More than sixty years after the end of World War Two, Germans are still struggling with their Nazi past. While most of the population is too young to be culpable for World War Two, their parents or grandparents were involved. Many Germans opposed Hitler’s rise to power, but many more supported him, at least in the beginning.
A new exhibition at Berlin’s Deutsches Historisches Museum explores the German people’s relationship with Hitler. Hitler and the Germans: Nation and Crime brings together a wide range of artifacts and documents showing how Nazism came to dominate every part of German life. Hitler was everywhere–on postage stamps, magazine covers, even toys–and the Nazi party sought to have its ideology permeate every aspect of life.

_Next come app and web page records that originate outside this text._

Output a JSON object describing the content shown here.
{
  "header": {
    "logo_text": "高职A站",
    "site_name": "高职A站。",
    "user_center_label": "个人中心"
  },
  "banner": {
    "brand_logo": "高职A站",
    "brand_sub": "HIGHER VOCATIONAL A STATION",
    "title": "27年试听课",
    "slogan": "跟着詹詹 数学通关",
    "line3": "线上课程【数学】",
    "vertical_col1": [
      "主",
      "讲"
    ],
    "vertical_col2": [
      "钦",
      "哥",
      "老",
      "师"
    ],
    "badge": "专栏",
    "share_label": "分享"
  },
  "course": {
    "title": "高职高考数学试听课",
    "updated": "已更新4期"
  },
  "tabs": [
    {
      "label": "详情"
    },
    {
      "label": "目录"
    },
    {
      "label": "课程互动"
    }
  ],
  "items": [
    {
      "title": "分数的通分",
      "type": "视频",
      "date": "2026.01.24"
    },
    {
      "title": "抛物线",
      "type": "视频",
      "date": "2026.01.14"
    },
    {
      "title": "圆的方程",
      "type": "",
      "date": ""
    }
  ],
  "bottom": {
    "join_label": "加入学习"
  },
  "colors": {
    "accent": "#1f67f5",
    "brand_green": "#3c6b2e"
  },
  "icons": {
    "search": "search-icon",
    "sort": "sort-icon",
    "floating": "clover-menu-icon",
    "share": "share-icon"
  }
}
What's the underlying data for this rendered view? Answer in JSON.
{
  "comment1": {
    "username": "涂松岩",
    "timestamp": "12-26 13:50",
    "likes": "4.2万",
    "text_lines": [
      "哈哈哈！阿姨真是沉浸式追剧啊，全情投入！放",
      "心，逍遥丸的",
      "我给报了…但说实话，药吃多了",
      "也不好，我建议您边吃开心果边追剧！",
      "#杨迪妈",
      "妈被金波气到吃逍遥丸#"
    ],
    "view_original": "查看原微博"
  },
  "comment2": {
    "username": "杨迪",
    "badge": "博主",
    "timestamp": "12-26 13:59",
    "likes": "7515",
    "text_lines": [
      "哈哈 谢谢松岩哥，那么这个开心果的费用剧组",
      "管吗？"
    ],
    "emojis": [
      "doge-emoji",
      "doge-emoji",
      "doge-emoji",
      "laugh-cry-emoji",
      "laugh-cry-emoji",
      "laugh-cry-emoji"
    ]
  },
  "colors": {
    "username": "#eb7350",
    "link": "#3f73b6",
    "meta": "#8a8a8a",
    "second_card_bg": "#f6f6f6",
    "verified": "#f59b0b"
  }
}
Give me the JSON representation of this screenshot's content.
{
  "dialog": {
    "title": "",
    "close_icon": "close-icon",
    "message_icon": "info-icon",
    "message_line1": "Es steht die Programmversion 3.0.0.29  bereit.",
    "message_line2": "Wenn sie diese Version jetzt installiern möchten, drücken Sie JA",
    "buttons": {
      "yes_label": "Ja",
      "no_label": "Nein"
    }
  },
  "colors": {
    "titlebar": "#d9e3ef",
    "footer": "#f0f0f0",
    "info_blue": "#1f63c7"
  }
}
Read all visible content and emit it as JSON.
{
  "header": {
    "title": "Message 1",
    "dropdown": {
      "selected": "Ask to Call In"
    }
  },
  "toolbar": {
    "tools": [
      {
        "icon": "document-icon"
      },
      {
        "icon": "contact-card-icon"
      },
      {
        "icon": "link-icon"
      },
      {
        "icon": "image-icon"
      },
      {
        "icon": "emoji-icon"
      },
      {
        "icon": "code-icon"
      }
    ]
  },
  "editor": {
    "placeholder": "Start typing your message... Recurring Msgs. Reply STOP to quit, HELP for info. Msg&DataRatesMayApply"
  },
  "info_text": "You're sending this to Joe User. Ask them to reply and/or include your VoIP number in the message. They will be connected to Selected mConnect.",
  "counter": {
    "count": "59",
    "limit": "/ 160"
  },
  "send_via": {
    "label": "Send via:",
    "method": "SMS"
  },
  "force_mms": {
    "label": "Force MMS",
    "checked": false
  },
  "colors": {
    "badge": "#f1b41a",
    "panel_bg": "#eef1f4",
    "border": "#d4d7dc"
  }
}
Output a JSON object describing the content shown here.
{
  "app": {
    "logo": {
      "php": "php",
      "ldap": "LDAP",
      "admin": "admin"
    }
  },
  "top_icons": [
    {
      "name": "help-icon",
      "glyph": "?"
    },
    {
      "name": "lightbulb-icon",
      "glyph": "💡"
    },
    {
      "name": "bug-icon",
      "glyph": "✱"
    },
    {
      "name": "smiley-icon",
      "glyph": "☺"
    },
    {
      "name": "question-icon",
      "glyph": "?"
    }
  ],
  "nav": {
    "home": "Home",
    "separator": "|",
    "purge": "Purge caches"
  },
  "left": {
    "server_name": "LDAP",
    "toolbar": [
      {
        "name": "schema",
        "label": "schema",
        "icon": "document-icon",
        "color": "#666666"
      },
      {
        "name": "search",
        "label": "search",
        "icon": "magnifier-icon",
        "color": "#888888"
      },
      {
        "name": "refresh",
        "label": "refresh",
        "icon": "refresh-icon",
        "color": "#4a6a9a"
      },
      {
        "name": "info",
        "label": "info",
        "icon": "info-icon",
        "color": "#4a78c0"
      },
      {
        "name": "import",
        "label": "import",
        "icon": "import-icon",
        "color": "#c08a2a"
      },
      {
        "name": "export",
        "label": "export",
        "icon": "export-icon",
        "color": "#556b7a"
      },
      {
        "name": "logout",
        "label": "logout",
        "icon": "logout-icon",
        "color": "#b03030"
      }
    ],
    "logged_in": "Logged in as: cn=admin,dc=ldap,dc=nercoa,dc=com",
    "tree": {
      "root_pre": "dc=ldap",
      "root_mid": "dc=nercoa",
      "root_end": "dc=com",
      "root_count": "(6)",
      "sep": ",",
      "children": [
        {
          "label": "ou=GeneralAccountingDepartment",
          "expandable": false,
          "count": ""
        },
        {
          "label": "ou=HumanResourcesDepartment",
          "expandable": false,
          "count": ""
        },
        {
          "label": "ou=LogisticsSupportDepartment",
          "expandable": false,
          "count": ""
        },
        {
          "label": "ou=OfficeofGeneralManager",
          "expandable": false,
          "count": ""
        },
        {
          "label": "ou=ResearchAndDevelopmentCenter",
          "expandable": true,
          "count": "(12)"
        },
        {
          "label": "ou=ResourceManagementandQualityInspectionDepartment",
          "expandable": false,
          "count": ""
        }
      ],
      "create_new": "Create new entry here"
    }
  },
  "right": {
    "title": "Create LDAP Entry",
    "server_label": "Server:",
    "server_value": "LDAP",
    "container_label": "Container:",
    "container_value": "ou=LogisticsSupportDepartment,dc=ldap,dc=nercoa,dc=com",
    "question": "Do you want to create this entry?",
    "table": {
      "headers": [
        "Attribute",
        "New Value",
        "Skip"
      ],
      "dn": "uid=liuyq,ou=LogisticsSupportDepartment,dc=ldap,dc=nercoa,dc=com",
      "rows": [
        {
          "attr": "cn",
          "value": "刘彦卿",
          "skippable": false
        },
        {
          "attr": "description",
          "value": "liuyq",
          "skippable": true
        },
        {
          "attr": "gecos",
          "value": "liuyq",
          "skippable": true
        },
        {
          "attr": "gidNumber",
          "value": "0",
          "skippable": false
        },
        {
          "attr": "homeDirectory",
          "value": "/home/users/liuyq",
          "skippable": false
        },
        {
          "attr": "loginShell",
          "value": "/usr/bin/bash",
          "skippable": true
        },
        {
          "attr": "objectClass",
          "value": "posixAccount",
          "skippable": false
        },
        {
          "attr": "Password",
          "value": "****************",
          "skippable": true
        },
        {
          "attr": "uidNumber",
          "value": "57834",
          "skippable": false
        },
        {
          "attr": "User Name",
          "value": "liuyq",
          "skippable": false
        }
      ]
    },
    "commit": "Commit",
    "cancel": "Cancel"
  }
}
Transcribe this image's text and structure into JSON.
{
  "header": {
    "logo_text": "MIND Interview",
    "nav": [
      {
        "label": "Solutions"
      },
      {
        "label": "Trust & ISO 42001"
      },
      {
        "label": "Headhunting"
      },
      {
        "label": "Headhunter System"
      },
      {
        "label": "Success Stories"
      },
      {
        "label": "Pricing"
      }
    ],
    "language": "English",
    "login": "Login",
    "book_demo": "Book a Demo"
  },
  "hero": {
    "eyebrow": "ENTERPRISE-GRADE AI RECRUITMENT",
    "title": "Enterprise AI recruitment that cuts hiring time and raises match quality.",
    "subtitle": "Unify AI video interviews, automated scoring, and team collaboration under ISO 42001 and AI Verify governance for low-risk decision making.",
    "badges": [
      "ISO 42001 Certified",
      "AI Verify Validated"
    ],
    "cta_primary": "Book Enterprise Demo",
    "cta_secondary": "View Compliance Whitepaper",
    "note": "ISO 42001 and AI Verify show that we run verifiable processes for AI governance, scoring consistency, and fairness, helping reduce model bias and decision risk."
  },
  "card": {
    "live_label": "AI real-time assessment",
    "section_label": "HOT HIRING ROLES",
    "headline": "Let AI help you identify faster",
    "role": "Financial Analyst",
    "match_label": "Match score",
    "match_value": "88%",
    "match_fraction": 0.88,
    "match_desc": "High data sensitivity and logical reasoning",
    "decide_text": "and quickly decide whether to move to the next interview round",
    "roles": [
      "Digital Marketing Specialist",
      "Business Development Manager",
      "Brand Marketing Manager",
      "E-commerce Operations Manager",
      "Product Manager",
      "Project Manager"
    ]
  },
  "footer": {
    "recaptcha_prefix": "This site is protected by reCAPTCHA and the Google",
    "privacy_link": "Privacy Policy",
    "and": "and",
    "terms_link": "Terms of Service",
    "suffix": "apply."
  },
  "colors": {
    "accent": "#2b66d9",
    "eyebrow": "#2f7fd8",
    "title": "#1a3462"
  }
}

During the 1920s the German economy was in ruins after losing the First World War and getting caught up in a global economic crisis. In his early speeches Hitler called on Germans to be proud, and blamed Germany’s loss in the First World War on Jews, socialists, and other “foreign elements”. Hitler became even more popular when he got into power and revived the economy. People who suddenly had good jobs after years of hardship and pessimism turned a blind eye to the regime’s seamier side.
Doing an exhibition on Nazism is tricky in Germany and some earlier attempts have been rejected by the police. It’s illegal to display the swastika except in a scientific or historical context, and the common fear is that any exhibition on Hitler will attract neo-Nazis. So far this exhibition has been well received and there have been no incidents.
Hitler and the Germans: Nation and Crime runs until 6 February 2011.
[Photo courtesy user Professional Assassin via Wikimedia Commons]